I just stumbled over a Typeface (http://typeface.neocracy.org), a alternative way to embed fonts on a html site using HTML, CSS and JS.
It comes with a js-library and is featured with a perl module that is used to generate a js file from a ttf file for their use with the js-library.
So, I don't know if and how it's can be done, but is there a possibility to use that with Js Math ?
That would get us rid of the "getting the visitor to install some fonts-or-use the images/sprites with it's caveat problems", wouldn't it ?
Give it a look and let's discuss about it...
Davide P. Cervone

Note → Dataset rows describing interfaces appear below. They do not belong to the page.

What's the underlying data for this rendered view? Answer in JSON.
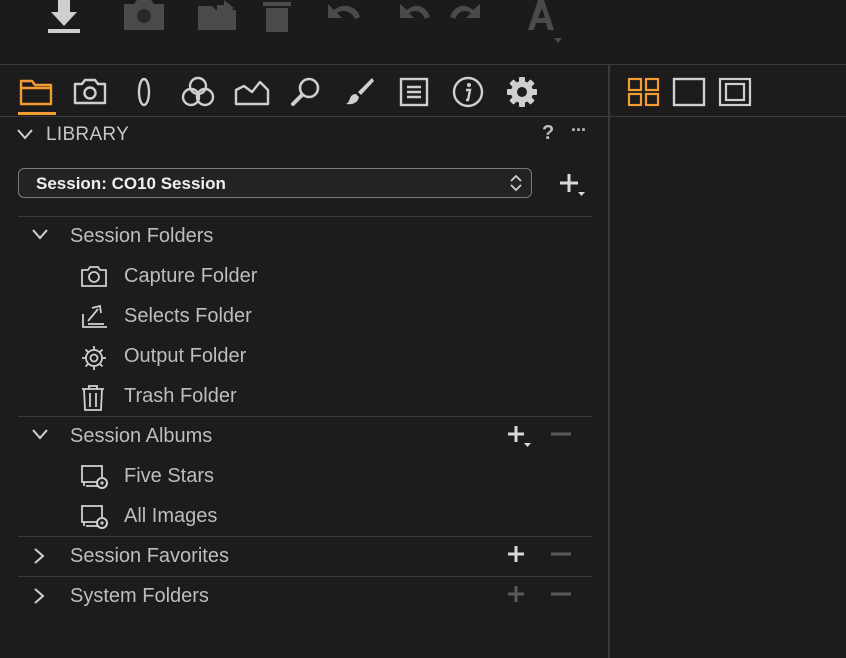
{
  "colors": {
    "accent": "#f39c32",
    "background": "#1c1c1c",
    "text": "#bdbdbd",
    "icon_dim": "#4a4a4a",
    "icon": "#cfcfcf"
  },
  "toolbar": {
    "icons": [
      "import-icon",
      "camera-icon",
      "folder-export-icon",
      "trash-icon",
      "undo-all-icon",
      "undo-icon",
      "redo-icon",
      "text-style-icon"
    ]
  },
  "tool_tabs": {
    "icons": [
      "library-folder-icon",
      "capture-camera-icon",
      "lens-icon",
      "color-circles-icon",
      "exposure-histogram-icon",
      "details-magnifier-icon",
      "adjustments-brush-icon",
      "metadata-list-icon",
      "info-icon",
      "settings-gear-icon"
    ],
    "active_index": 0
  },
  "viewer_modes": [
    "grid-view-icon",
    "single-view-icon",
    "fullscreen-view-icon"
  ],
  "library": {
    "title": "LIBRARY",
    "help_label": "?",
    "more_label": "···",
    "session_select": {
      "value": "Session: CO10 Session"
    },
    "sections": [
      {
        "label": "Session Folders",
        "expanded": true,
        "items": [
          {
            "label": "Capture Folder",
            "icon": "capture-folder-icon"
          },
          {
            "label": "Selects Folder",
            "icon": "selects-folder-icon"
          },
          {
            "label": "Output Folder",
            "icon": "output-folder-icon"
          },
          {
            "label": "Trash Folder",
            "icon": "trash-folder-icon"
          }
        ]
      },
      {
        "label": "Session Albums",
        "expanded": true,
        "items": [
          {
            "label": "Five Stars",
            "icon": "smart-album-icon"
          },
          {
            "label": "All Images",
            "icon": "smart-album-icon"
          }
        ]
      },
      {
        "label": "Session Favorites",
        "expanded": false,
        "items": []
      },
      {
        "label": "System Folders",
        "expanded": false,
        "items": []
      }
    ]
  }
}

I saw that project as well, and it does look interesting. I'm not sure how well it will work with jsMath, however, as it creates CANVAS elements for the text to be rendered into. Each character used by jsMath would have to be rendered into a separate canvas (or jsMath would have to be totally rewritten), and that sounds pretty inefficient to me. Plus jsMath stores its internal equations as strings, not DOM elements, as it builds the equation, and it may not be efficient to convert the canvas into and out of string form frequently (which jsMath has to do as it measures the size of various parts of the equation). JsMath is already slow enough without adding more overhead for that type of rendering. But it might be worth a try to see how bad it is. Using the native fonts will always be faster, more reliable, and higher quality, it seems to me, so I would still want to encourage users to install the fonts even if this approach did work.

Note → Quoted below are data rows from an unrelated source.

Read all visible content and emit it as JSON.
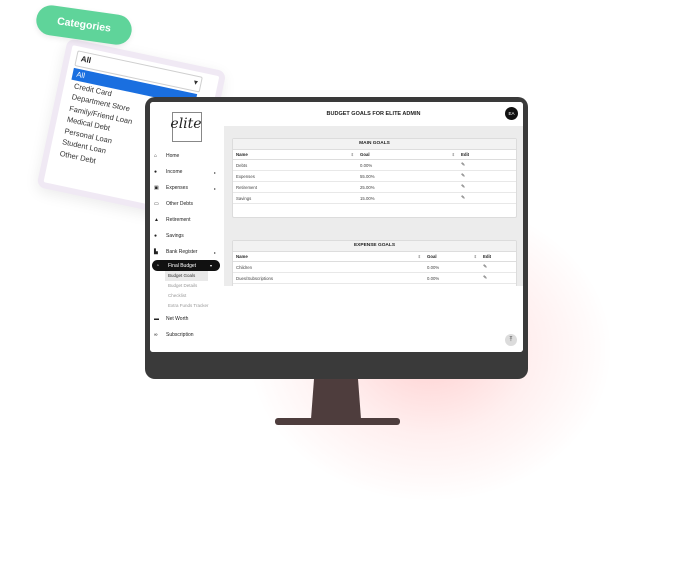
{
  "categories": {
    "pill_label": "Categories",
    "select_value": "All",
    "options": [
      "All",
      "Credit Card",
      "Department Store",
      "Family/Friend Loan",
      "Medical Debt",
      "Personal Loan",
      "Student Loan",
      "Other Debt"
    ],
    "active_index": 0
  },
  "app": {
    "logo_text": "elite",
    "page_title": "BUDGET GOALS FOR ELITE ADMIN",
    "avatar_initials": "EA"
  },
  "sidebar": {
    "items": [
      {
        "label": "Home",
        "icon": "home-icon",
        "glyph": "⌂"
      },
      {
        "label": "Income",
        "icon": "dollar-icon",
        "glyph": "●",
        "arrow": "▸"
      },
      {
        "label": "Expenses",
        "icon": "cart-icon",
        "glyph": "▣",
        "arrow": "▸"
      },
      {
        "label": "Other Debts",
        "icon": "card-icon",
        "glyph": "▭"
      },
      {
        "label": "Retirement",
        "icon": "house-icon",
        "glyph": "▲"
      },
      {
        "label": "Savings",
        "icon": "piggy-icon",
        "glyph": "●"
      },
      {
        "label": "Bank Register",
        "icon": "bank-icon",
        "glyph": "▙",
        "arrow": "▸"
      },
      {
        "label": "Final Budget",
        "icon": "chart-icon",
        "glyph": "◔",
        "arrow": "▾"
      },
      {
        "label": "Net Worth",
        "icon": "wallet-icon",
        "glyph": "▬"
      },
      {
        "label": "Subscription",
        "icon": "link-icon",
        "glyph": "∞"
      }
    ],
    "final_budget_sub": [
      "Budget Goals",
      "Budget Details",
      "Checklist",
      "Extra Funds Tracker"
    ]
  },
  "main_goals": {
    "title": "MAIN GOALS",
    "headers": [
      "Name",
      "Goal",
      "Edit"
    ],
    "rows": [
      {
        "name": "Debts",
        "goal": "0.00%"
      },
      {
        "name": "Expenses",
        "goal": "55.00%"
      },
      {
        "name": "Retirement",
        "goal": "25.00%"
      },
      {
        "name": "Savings",
        "goal": "15.00%"
      }
    ]
  },
  "expense_goals": {
    "title": "EXPENSE GOALS",
    "headers": [
      "Name",
      "Goal",
      "Edit"
    ],
    "rows": [
      {
        "name": "Children",
        "goal": "0.00%"
      },
      {
        "name": "Dues/Subscriptions",
        "goal": "0.00%"
      }
    ]
  },
  "colors": {
    "accent_green": "#5fd49a",
    "select_blue": "#1a6fe0",
    "monitor": "#3a3a3a",
    "stand": "#4e3d3d"
  }
}
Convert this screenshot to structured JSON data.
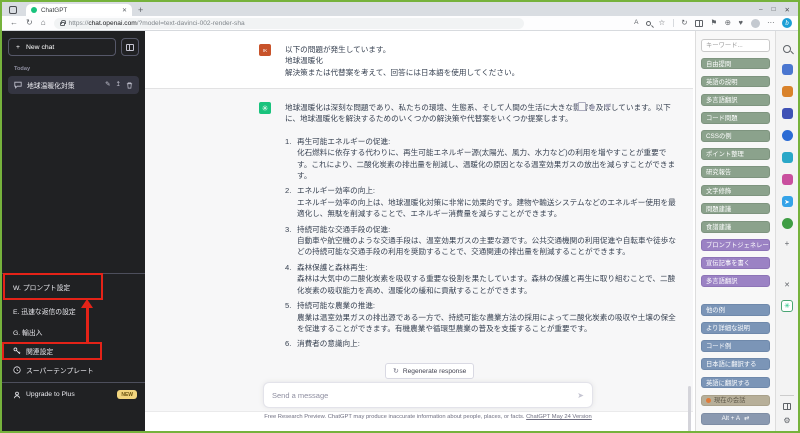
{
  "colors": {
    "accent_green": "#19c37d",
    "annotation_red": "#e42318",
    "button_green": "#8ba28c",
    "button_purple": "#9b82c4",
    "button_blue": "#7b95b7",
    "button_tan": "#b7af99",
    "button_shortcut": "#8a99b0",
    "badge_yellow": "#f2d57e",
    "screenshot_border": "#76b23c"
  },
  "glyphs": {
    "plus": "+",
    "back": "←",
    "refresh": "↻",
    "home": "⌂",
    "read_aloud": "A",
    "star": "☆",
    "sync": "↻",
    "flag": "⚑",
    "web_plus": "⊕",
    "heart": "♥",
    "person": "☻",
    "more": "…",
    "kebab": "⋯",
    "minimize": "–",
    "maximize": "□",
    "close": "✕",
    "pencil": "✎",
    "share": "↥",
    "trash": "▥",
    "openai": "✳",
    "send": "➤",
    "swap": "⇄",
    "gear": "⚙",
    "clock": "◴",
    "key": "⚷",
    "up": "+",
    "plane": "➤",
    "tree": "♣"
  },
  "browser": {
    "tab_title": "ChatGPT",
    "url_scheme": "https://",
    "url_host": "chat.openai.com",
    "url_path": "/?model=text-davinci-002-render-sha",
    "bing_label": "b"
  },
  "sidebar": {
    "new_chat_label": "New chat",
    "today_label": "Today",
    "chat_item": "地球温暖化対策",
    "menu": {
      "prompt_settings": "W. プロンプト設定",
      "quick_reply_settings": "E. 迅速な返信の設定",
      "import_export": "G. 輸出入",
      "related_settings": "関連設定",
      "super_template": "スーパーテンプレート",
      "upgrade": "Upgrade to Plus",
      "upgrade_badge": "NEW"
    }
  },
  "chat": {
    "user": {
      "avatar_text": "IK",
      "lines": [
        "以下の問題が発生しています。",
        "地球温暖化",
        "解決策または代替案を考えて、回答には日本語を使用してください。"
      ]
    },
    "assistant": {
      "intro": "地球温暖化は深刻な問題であり、私たちの環境、生態系、そして人間の生活に大きな影響を及ぼしています。以下に、地球温暖化を解決するためのいくつかの解決策や代替案をいくつか提案します。",
      "items": [
        {
          "title": "再生可能エネルギーの促進:",
          "body": "化石燃料に依存する代わりに、再生可能エネルギー源(太陽光、風力、水力など)の利用を増やすことが重要です。これにより、二酸化炭素の排出量を削減し、温暖化の原因となる温室効果ガスの放出を減らすことができます。"
        },
        {
          "title": "エネルギー効率の向上:",
          "body": "エネルギー効率の向上は、地球温暖化対策に非常に効果的です。建物や輸送システムなどのエネルギー使用を最適化し、無駄を削減することで、エネルギー消費量を減らすことができます。"
        },
        {
          "title": "持続可能な交通手段の促進:",
          "body": "自動車や航空機のような交通手段は、温室効果ガスの主要な源です。公共交通機関の利用促進や自転車や徒歩などの持続可能な交通手段の利用を奨励することで、交通関連の排出量を削減することができます。"
        },
        {
          "title": "森林保護と森林再生:",
          "body": "森林は大気中の二酸化炭素を吸収する重要な役割を果たしています。森林の保護と再生に取り組むことで、二酸化炭素の吸収能力を高め、温暖化の緩和に貢献することができます。"
        },
        {
          "title": "持続可能な農業の推進:",
          "body": "農業は温室効果ガスの排出源である一方で、持続可能な農業方法の採用によって二酸化炭素の吸収や土壌の保全を促進することができます。有機農業や循環型農業の普及を支援することが重要です。"
        },
        {
          "title": "消費者の意識向上:",
          "body": ""
        }
      ]
    },
    "regenerate_label": "Regenerate response",
    "input_placeholder": "Send a message",
    "footer_text": "Free Research Preview. ChatGPT may produce inaccurate information about people, places, or facts.",
    "footer_link": "ChatGPT May 24 Version"
  },
  "extension_panel": {
    "keyword_placeholder": "キーワード...",
    "green_buttons": [
      "自由提問",
      "英語の説明",
      "多言語翻訳",
      "コード問題",
      "CSSの例",
      "ポイント整理",
      "研究報告",
      "文字修飾",
      "問題建議",
      "食譜建議"
    ],
    "purple_buttons": [
      "プロンプトジェネレーター",
      "宣伝記事を書く",
      "多言語翻訳"
    ],
    "blue_buttons": [
      "他の例",
      "より詳細な説明",
      "コード例",
      "日本語に翻訳する",
      "英語に翻訳する"
    ],
    "conversation_button": "現在の会話",
    "shortcut_label": "Alt + A"
  }
}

I wonder about the print quality of the results. A quick test shows that (in Safari), the example pages print with screen resolution rather than printer resolution (as though they were images). JsMath's current approach allows for higher quality printing for its image-based fonts (though you do have to request it by hand). It also appears that you would lose any interactivity with the mathematics (no links within the math, for example) unless additional modifications were made to jsMath to implement that itself. I was going to say that you would lose CSS style control as well, but they do seem to have addressed at least the most important CSS attributes.

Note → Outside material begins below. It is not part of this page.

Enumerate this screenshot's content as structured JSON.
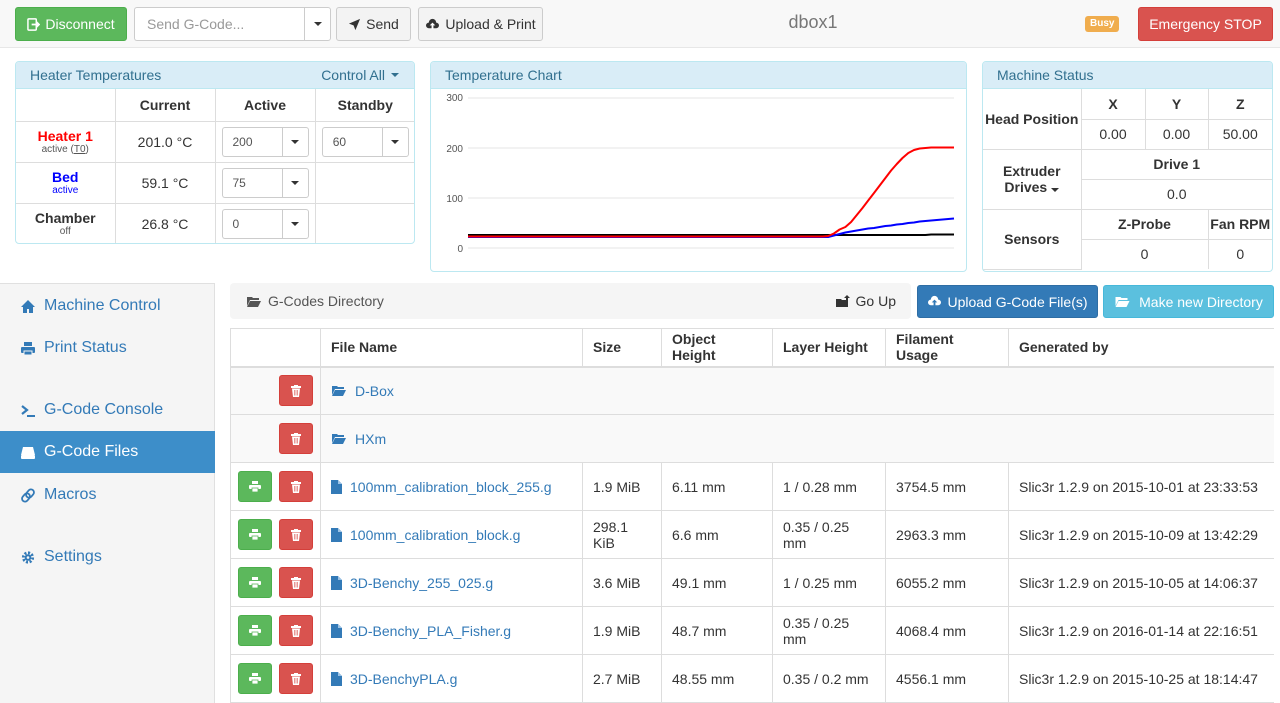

In any case, there are some issues to be considered, but it does look like an interesting idea that is worth looking into.